* [ASSIGNMENT] Gather up every line from the entries below that uses the word "will".

[Entries from a dataset of interfaces]
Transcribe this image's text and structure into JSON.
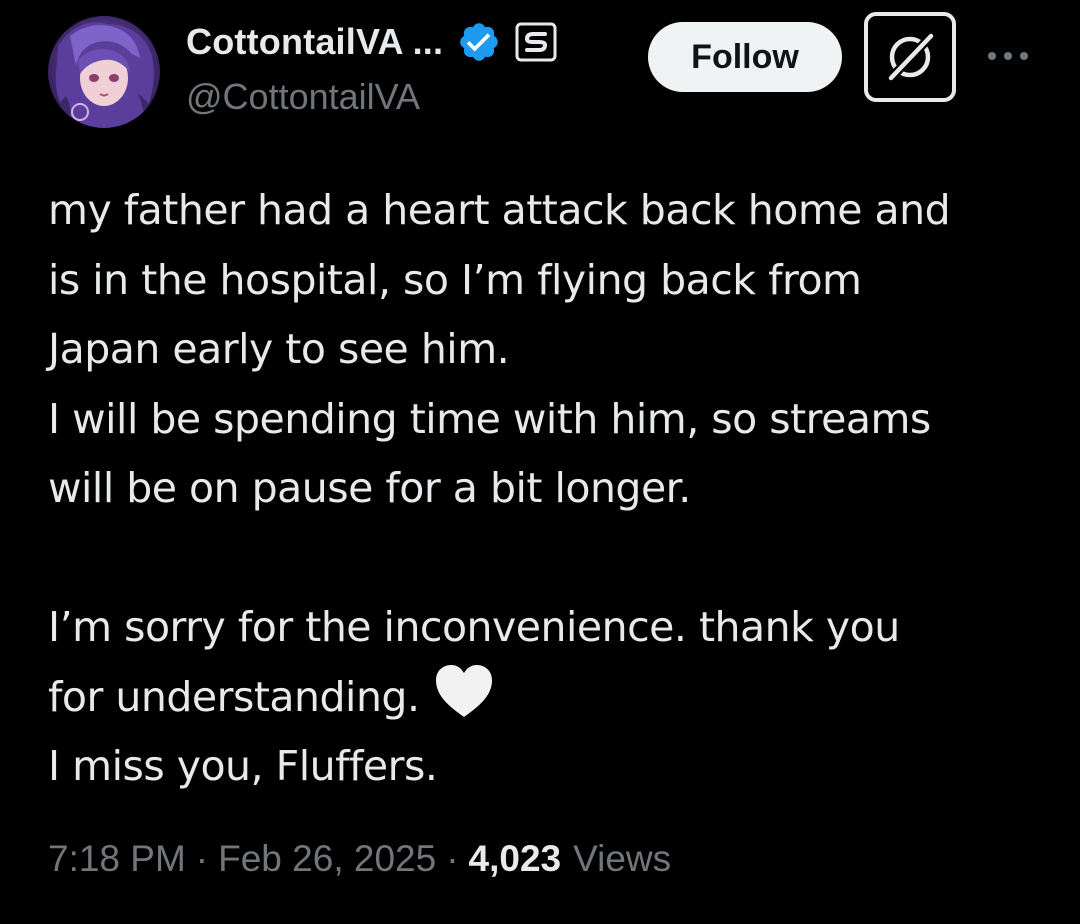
{
  "author": {
    "display_name": "CottontailVA ...",
    "handle": "@CottontailVA",
    "avatar_icon": "anime-avatar-purple-hair",
    "verified_icon": "verified-badge-icon",
    "verified_color": "#1d9bf0",
    "subscription_badge_icon": "subscription-badge-icon"
  },
  "actions": {
    "follow_label": "Follow",
    "grok_icon": "grok-icon",
    "more_icon": "more-dots-icon"
  },
  "tweet": {
    "lines": [
      "my father had a heart attack back home and",
      "is in the hospital, so I’m flying back from",
      "Japan early to see him.",
      "I will be spending time with him, so streams",
      "will be on pause for a bit longer.",
      "",
      "I’m sorry for the inconvenience. thank you",
      "for understanding.",
      "I miss you, Fluffers."
    ],
    "emoji": "white-heart-emoji"
  },
  "meta": {
    "time": "7:18 PM",
    "separator": "·",
    "date": "Feb 26, 2025",
    "views_count": "4,023",
    "views_label": "Views"
  },
  "colors": {
    "background": "#000000",
    "primary_text": "#e7e9ea",
    "secondary_text": "#71767b",
    "follow_button_bg": "#eff3f4"
  }
}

* [THE COMPLETED TASK]
      "I will be spending time with him, so streams",
      "will be on pause for a bit longer.",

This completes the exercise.